■ INSTRUCTIONS TO FOLLOW:
Verbatim copy, images excluded: write out each record shown below.

■ SUPPLIED DATA:
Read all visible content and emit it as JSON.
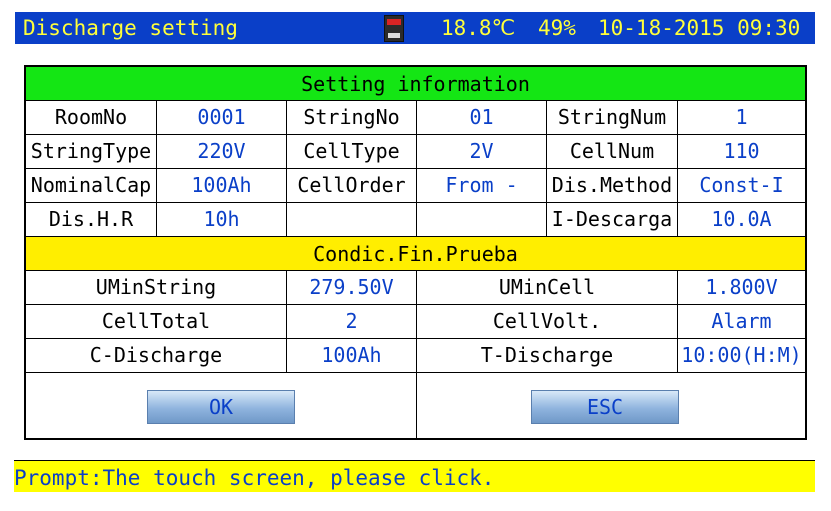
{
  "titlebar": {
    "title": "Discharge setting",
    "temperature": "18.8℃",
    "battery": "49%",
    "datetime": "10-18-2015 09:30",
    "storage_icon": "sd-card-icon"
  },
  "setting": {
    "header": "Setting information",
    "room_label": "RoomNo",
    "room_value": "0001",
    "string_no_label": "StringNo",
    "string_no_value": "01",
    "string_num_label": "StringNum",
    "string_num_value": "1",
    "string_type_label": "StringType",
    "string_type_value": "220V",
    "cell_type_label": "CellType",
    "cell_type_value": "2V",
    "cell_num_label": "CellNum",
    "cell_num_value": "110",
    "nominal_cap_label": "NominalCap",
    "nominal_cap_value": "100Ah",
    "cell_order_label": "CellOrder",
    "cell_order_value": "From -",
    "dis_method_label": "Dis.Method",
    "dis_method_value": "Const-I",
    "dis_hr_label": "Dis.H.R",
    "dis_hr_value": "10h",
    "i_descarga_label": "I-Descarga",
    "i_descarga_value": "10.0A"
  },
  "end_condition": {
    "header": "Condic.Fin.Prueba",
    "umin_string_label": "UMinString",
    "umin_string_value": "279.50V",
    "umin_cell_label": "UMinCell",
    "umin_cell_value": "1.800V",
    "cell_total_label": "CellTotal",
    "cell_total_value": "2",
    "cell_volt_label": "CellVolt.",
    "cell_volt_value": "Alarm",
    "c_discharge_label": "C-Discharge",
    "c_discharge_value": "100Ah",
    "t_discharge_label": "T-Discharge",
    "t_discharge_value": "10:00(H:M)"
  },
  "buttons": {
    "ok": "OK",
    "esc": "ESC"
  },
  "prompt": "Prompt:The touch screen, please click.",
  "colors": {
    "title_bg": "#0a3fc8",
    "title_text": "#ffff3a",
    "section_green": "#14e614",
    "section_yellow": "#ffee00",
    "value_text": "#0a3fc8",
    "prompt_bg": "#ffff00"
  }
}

■ ANSWER:
Read all visible content and emit it as JSON.
{
  "titlebar": {
    "title": "Discharge setting",
    "temperature": "18.8℃",
    "battery": "49%",
    "datetime": "10-18-2015 09:30",
    "storage_icon": "sd-card-icon"
  },
  "setting": {
    "header": "Setting information",
    "room_label": "RoomNo",
    "room_value": "0001",
    "string_no_label": "StringNo",
    "string_no_value": "01",
    "string_num_label": "StringNum",
    "string_num_value": "1",
    "string_type_label": "StringType",
    "string_type_value": "220V",
    "cell_type_label": "CellType",
    "cell_type_value": "2V",
    "cell_num_label": "CellNum",
    "cell_num_value": "110",
    "nominal_cap_label": "NominalCap",
    "nominal_cap_value": "100Ah",
    "cell_order_label": "CellOrder",
    "cell_order_value": "From -",
    "dis_method_label": "Dis.Method",
    "dis_method_value": "Const-I",
    "dis_hr_label": "Dis.H.R",
    "dis_hr_value": "10h",
    "i_descarga_label": "I-Descarga",
    "i_descarga_value": "10.0A"
  },
  "end_condition": {
    "header": "Condic.Fin.Prueba",
    "umin_string_label": "UMinString",
    "umin_string_value": "279.50V",
    "umin_cell_label": "UMinCell",
    "umin_cell_value": "1.800V",
    "cell_total_label": "CellTotal",
    "cell_total_value": "2",
    "cell_volt_label": "CellVolt.",
    "cell_volt_value": "Alarm",
    "c_discharge_label": "C-Discharge",
    "c_discharge_value": "100Ah",
    "t_discharge_label": "T-Discharge",
    "t_discharge_value": "10:00(H:M)"
  },
  "buttons": {
    "ok": "OK",
    "esc": "ESC"
  },
  "prompt": "Prompt:The touch screen, please click.",
  "colors": {
    "title_bg": "#0a3fc8",
    "title_text": "#ffff3a",
    "section_green": "#14e614",
    "section_yellow": "#ffee00",
    "value_text": "#0a3fc8",
    "prompt_bg": "#ffff00"
  }
}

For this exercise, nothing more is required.